As the People’s Republic of China (PRC) convenes its National People’s Congress, much attention has been focused on the announcement that the People’s Liberation Army (PLA) has returned to the long-term trend of double-digit increases in its budget. Where China officially spent 533.5 billion renminbi ($81.2 billion) in 2010, it will now officially spend 601.1 billion renminbi ($91.5 billion) in 2011.
This 12.7 percent increase is seen as indicative of China’s growing military capabilities, including anti-ship ballistic missiles, new stealth fighters, an expanding submarine fleet, and improved command-and-control capabilities.
Yet in the same budget figures, we see that China is spending even more on internal security and increasing spending on it at a faster clip.
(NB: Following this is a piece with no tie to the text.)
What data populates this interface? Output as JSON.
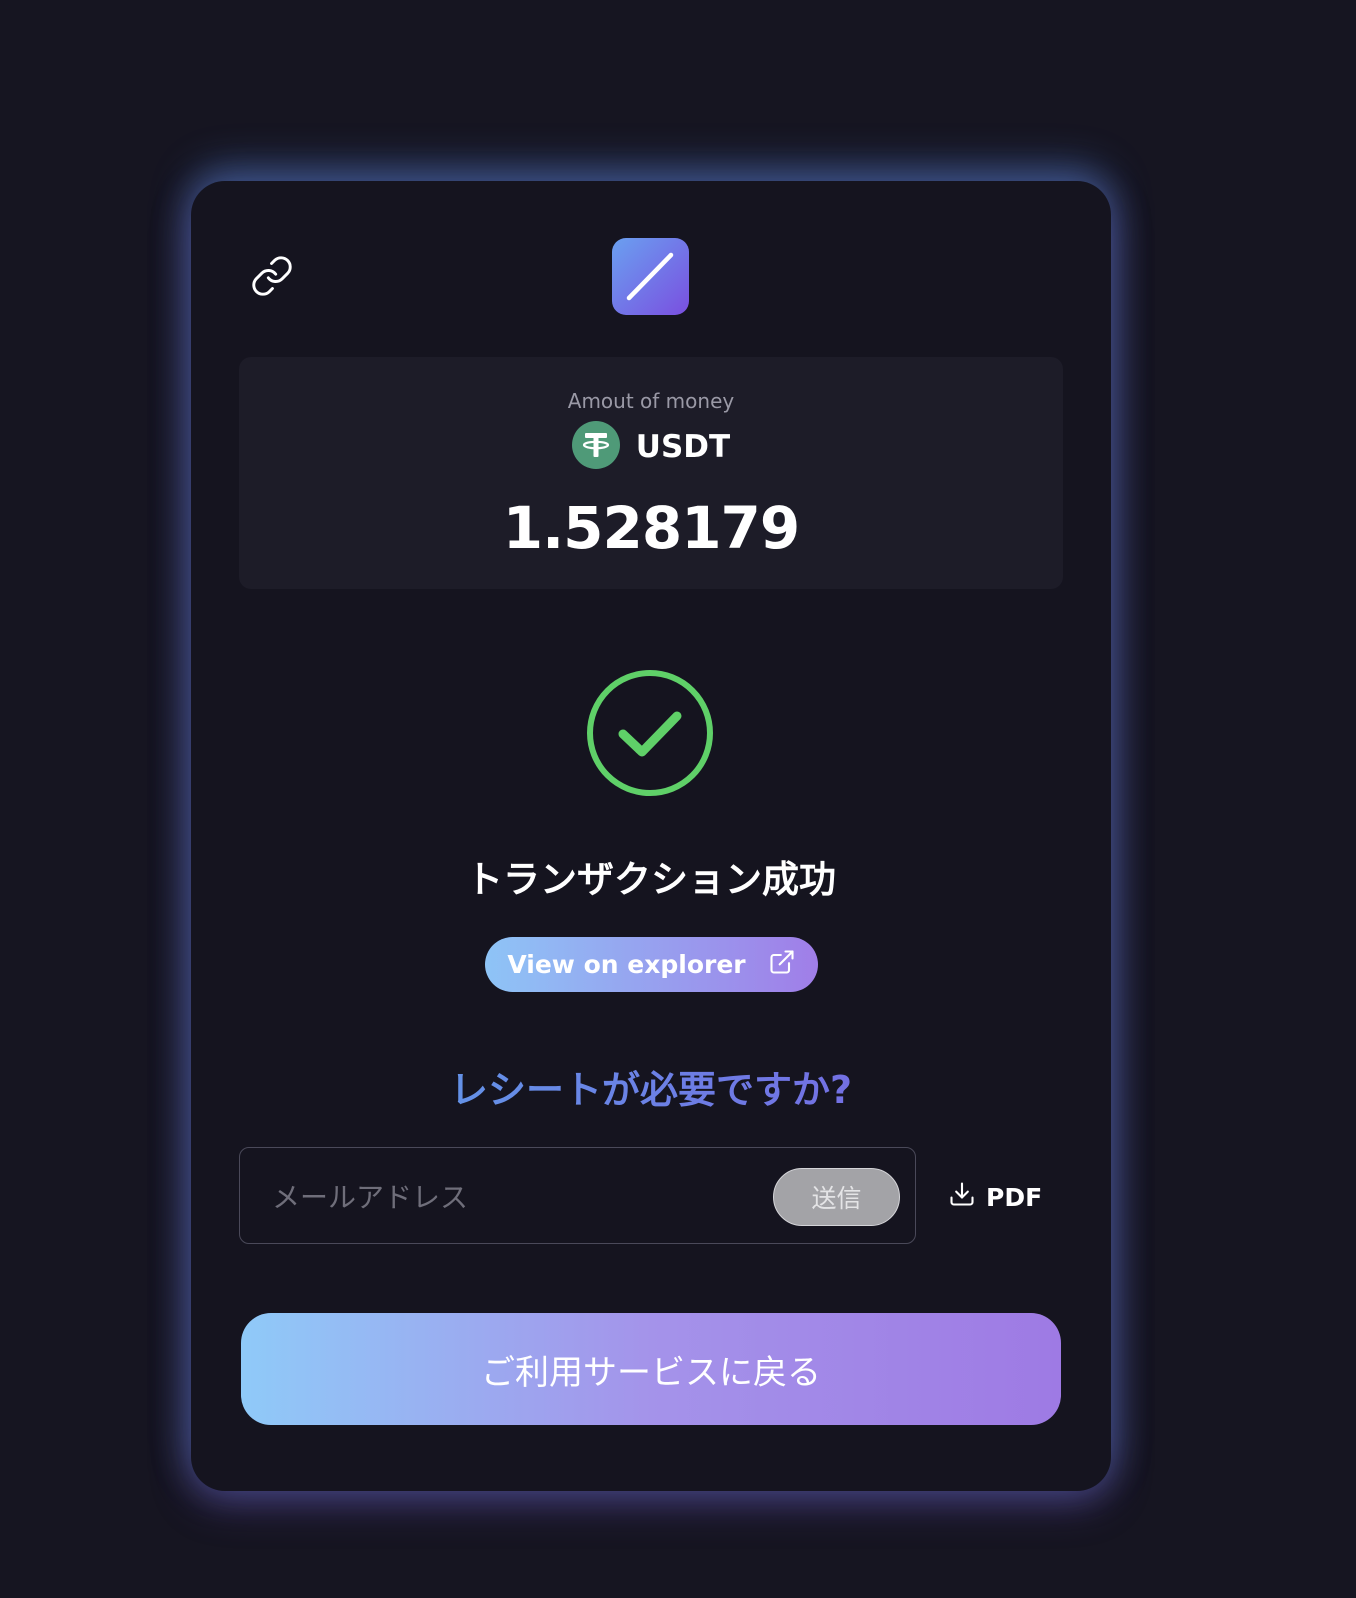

The PRC spent 548.6 billion renminbi ($83.5 billion) in 2010, and this will be increased to 624.4 billion renminbi ($95 billion) in 2011. This constitutes a 13.8 percent increase in expenditures relating to internal security, including “police, state security, armed civil militia, courts and jails.”
Even accounting for the well-founded assumption that expenditures on the PLA are much higher than officially reported, this level of spending on domestic security is ample indication that China’s leadership is at least as concerned with internal threats as with external ones. There are widespread reports of increasing numbers of “mass incidents,” reflecting popular discontent. Moreover, China’s reaction to recent developments in the Middle East—blocking Internet searches on terms such as “Egypt” and “jasmine protests,” and clamping down and harassing foreign press—suggest the same concern about internal stability.
It should be noted that “mass incidents” arise from a range of sources, including protests against corruption, expropriation of land, environmental degradation, and lack of attention to consumer safety. At this point, they do not necessarily reflect a demand for political change so much as a desire for increased accountability by the Chinese Communist Party. But if left unaddressed, they are likely to coalesce. How Beijing addresses these issues in the coming year, beyond increased expenditures on the instruments of control, remains to be seen.